··· DATA FOR THE TASK ···
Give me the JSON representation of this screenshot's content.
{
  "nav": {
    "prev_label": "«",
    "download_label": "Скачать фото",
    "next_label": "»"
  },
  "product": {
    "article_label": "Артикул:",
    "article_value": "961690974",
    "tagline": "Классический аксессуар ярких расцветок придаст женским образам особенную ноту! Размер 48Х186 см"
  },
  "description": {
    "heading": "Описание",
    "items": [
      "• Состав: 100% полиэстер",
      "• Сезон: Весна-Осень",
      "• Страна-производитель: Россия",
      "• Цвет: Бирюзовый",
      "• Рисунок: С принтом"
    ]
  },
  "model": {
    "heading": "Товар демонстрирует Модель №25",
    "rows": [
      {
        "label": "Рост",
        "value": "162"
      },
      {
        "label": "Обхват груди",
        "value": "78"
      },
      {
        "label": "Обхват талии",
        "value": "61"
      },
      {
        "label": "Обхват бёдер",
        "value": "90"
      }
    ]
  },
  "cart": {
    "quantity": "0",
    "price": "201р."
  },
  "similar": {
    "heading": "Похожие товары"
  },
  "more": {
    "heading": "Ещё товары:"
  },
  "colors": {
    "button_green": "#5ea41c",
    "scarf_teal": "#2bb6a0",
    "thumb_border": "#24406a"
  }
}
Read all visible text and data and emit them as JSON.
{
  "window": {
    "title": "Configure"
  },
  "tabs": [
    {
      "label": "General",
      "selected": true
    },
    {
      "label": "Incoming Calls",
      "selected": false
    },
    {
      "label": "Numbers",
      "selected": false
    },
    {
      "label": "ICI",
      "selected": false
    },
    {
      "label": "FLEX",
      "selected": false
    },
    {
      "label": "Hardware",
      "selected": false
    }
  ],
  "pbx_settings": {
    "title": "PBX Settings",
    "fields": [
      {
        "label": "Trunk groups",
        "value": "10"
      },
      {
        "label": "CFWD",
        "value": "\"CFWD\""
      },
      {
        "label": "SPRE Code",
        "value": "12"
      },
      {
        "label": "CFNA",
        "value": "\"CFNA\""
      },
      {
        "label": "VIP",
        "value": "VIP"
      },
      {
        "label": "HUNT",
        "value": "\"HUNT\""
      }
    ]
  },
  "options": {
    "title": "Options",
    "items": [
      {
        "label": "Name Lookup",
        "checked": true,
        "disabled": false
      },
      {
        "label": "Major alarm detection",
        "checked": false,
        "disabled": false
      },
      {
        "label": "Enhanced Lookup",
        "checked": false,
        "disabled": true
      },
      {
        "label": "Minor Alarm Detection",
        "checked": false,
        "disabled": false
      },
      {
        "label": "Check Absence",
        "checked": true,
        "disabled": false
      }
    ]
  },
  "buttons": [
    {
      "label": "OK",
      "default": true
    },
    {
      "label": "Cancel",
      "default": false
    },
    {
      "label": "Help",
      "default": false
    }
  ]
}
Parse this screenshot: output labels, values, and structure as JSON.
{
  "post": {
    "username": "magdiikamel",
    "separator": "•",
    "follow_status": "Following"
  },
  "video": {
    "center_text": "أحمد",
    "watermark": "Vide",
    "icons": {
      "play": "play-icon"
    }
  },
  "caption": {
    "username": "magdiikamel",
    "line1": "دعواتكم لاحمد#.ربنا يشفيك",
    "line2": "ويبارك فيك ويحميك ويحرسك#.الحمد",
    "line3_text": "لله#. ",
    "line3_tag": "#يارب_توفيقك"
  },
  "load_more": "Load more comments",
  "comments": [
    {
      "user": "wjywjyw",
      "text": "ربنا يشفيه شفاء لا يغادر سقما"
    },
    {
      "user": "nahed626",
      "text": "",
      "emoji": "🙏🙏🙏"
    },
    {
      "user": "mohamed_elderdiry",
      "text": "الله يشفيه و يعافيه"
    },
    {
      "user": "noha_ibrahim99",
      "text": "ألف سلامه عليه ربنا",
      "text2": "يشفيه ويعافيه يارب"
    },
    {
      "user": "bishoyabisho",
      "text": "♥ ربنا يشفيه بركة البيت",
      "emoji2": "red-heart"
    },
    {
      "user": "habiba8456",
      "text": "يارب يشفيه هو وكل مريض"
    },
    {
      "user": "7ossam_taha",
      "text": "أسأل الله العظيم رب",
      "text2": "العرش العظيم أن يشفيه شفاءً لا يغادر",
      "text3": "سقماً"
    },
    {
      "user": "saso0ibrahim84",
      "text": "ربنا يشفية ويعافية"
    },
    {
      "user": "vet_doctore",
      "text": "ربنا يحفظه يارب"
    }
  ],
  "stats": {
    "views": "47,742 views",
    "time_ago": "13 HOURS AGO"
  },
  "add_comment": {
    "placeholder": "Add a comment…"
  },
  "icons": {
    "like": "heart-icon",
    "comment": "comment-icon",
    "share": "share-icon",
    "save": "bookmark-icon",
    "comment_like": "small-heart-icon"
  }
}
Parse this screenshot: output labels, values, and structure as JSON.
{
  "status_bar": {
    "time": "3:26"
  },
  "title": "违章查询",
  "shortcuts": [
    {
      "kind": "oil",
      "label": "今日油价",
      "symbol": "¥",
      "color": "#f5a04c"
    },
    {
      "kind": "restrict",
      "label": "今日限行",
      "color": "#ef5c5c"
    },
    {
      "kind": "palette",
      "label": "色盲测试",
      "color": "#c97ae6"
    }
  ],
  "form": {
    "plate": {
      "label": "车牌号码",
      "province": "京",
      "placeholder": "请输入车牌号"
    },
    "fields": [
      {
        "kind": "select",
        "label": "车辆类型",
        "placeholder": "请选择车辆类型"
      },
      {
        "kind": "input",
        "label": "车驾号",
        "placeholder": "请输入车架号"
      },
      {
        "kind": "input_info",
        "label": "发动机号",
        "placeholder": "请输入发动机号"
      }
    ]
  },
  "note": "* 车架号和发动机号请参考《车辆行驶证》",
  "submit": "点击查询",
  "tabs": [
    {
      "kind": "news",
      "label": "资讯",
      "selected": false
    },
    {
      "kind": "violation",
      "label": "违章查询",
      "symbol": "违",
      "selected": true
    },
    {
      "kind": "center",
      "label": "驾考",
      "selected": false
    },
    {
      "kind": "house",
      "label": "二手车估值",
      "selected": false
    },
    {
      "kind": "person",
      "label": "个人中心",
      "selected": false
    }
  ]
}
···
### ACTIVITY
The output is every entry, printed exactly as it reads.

### SOLUTION TO THIS TASK
Give me the JSON representation of this screenshot's content.
{
  "nav": {
    "prev_label": "«",
    "download_label": "Скачать фото",
    "next_label": "»"
  },
  "product": {
    "article_label": "Артикул:",
    "article_value": "961690974",
    "tagline": "Классический аксессуар ярких расцветок придаст женским образам особенную ноту! Размер 48Х186 см"
  },
  "description": {
    "heading": "Описание",
    "items": [
      "• Состав: 100% полиэстер",
      "• Сезон: Весна-Осень",
      "• Страна-производитель: Россия",
      "• Цвет: Бирюзовый",
      "• Рисунок: С принтом"
    ]
  },
  "model": {
    "heading": "Товар демонстрирует Модель №25",
    "rows": [
      {
        "label": "Рост",
        "value": "162"
      },
      {
        "label": "Обхват груди",
        "value": "78"
      },
      {
        "label": "Обхват талии",
        "value": "61"
      },
      {
        "label": "Обхват бёдер",
        "value": "90"
      }
    ]
  },
  "cart": {
    "quantity": "0",
    "price": "201р."
  },
  "similar": {
    "heading": "Похожие товары"
  },
  "more": {
    "heading": "Ещё товары:"
  },
  "colors": {
    "button_green": "#5ea41c",
    "scarf_teal": "#2bb6a0",
    "thumb_border": "#24406a"
  }
}
Read all visible text and data and emit them as JSON.
{
  "window": {
    "title": "Configure"
  },
  "tabs": [
    {
      "label": "General",
      "selected": true
    },
    {
      "label": "Incoming Calls",
      "selected": false
    },
    {
      "label": "Numbers",
      "selected": false
    },
    {
      "label": "ICI",
      "selected": false
    },
    {
      "label": "FLEX",
      "selected": false
    },
    {
      "label": "Hardware",
      "selected": false
    }
  ],
  "pbx_settings": {
    "title": "PBX Settings",
    "fields": [
      {
        "label": "Trunk groups",
        "value": "10"
      },
      {
        "label": "CFWD",
        "value": "\"CFWD\""
      },
      {
        "label": "SPRE Code",
        "value": "12"
      },
      {
        "label": "CFNA",
        "value": "\"CFNA\""
      },
      {
        "label": "VIP",
        "value": "VIP"
      },
      {
        "label": "HUNT",
        "value": "\"HUNT\""
      }
    ]
  },
  "options": {
    "title": "Options",
    "items": [
      {
        "label": "Name Lookup",
        "checked": true,
        "disabled": false
      },
      {
        "label": "Major alarm detection",
        "checked": false,
        "disabled": false
      },
      {
        "label": "Enhanced Lookup",
        "checked": false,
        "disabled": true
      },
      {
        "label": "Minor Alarm Detection",
        "checked": false,
        "disabled": false
      },
      {
        "label": "Check Absence",
        "checked": true,
        "disabled": false
      }
    ]
  },
  "buttons": [
    {
      "label": "OK",
      "default": true
    },
    {
      "label": "Cancel",
      "default": false
    },
    {
      "label": "Help",
      "default": false
    }
  ]
}
Parse this screenshot: output labels, values, and structure as JSON.
{
  "post": {
    "username": "magdiikamel",
    "separator": "•",
    "follow_status": "Following"
  },
  "video": {
    "center_text": "أحمد",
    "watermark": "Vide",
    "icons": {
      "play": "play-icon"
    }
  },
  "caption": {
    "username": "magdiikamel",
    "line1": "دعواتكم لاحمد#.ربنا يشفيك",
    "line2": "ويبارك فيك ويحميك ويحرسك#.الحمد",
    "line3_text": "لله#. ",
    "line3_tag": "#يارب_توفيقك"
  },
  "load_more": "Load more comments",
  "comments": [
    {
      "user": "wjywjyw",
      "text": "ربنا يشفيه شفاء لا يغادر سقما"
    },
    {
      "user": "nahed626",
      "text": "",
      "emoji": "🙏🙏🙏"
    },
    {
      "user": "mohamed_elderdiry",
      "text": "الله يشفيه و يعافيه"
    },
    {
      "user": "noha_ibrahim99",
      "text": "ألف سلامه عليه ربنا",
      "text2": "يشفيه ويعافيه يارب"
    },
    {
      "user": "bishoyabisho",
      "text": "♥ ربنا يشفيه بركة البيت",
      "emoji2": "red-heart"
    },
    {
      "user": "habiba8456",
      "text": "يارب يشفيه هو وكل مريض"
    },
    {
      "user": "7ossam_taha",
      "text": "أسأل الله العظيم رب",
      "text2": "العرش العظيم أن يشفيه شفاءً لا يغادر",
      "text3": "سقماً"
    },
    {
      "user": "saso0ibrahim84",
      "text": "ربنا يشفية ويعافية"
    },
    {
      "user": "vet_doctore",
      "text": "ربنا يحفظه يارب"
    }
  ],
  "stats": {
    "views": "47,742 views",
    "time_ago": "13 HOURS AGO"
  },
  "add_comment": {
    "placeholder": "Add a comment…"
  },
  "icons": {
    "like": "heart-icon",
    "comment": "comment-icon",
    "share": "share-icon",
    "save": "bookmark-icon",
    "comment_like": "small-heart-icon"
  }
}
Parse this screenshot: output labels, values, and structure as JSON.
{
  "status_bar": {
    "time": "3:26"
  },
  "title": "违章查询",
  "shortcuts": [
    {
      "kind": "oil",
      "label": "今日油价",
      "symbol": "¥",
      "color": "#f5a04c"
    },
    {
      "kind": "restrict",
      "label": "今日限行",
      "color": "#ef5c5c"
    },
    {
      "kind": "palette",
      "label": "色盲测试",
      "color": "#c97ae6"
    }
  ],
  "form": {
    "plate": {
      "label": "车牌号码",
      "province": "京",
      "placeholder": "请输入车牌号"
    },
    "fields": [
      {
        "kind": "select",
        "label": "车辆类型",
        "placeholder": "请选择车辆类型"
      },
      {
        "kind": "input",
        "label": "车驾号",
        "placeholder": "请输入车架号"
      },
      {
        "kind": "input_info",
        "label": "发动机号",
        "placeholder": "请输入发动机号"
      }
    ]
  },
  "note": "* 车架号和发动机号请参考《车辆行驶证》",
  "submit": "点击查询",
  "tabs": [
    {
      "kind": "news",
      "label": "资讯",
      "selected": false
    },
    {
      "kind": "violation",
      "label": "违章查询",
      "symbol": "违",
      "selected": true
    },
    {
      "kind": "center",
      "label": "驾考",
      "selected": false
    },
    {
      "kind": "house",
      "label": "二手车估值",
      "selected": false
    },
    {
      "kind": "person",
      "label": "个人中心",
      "selected": false
    }
  ]
}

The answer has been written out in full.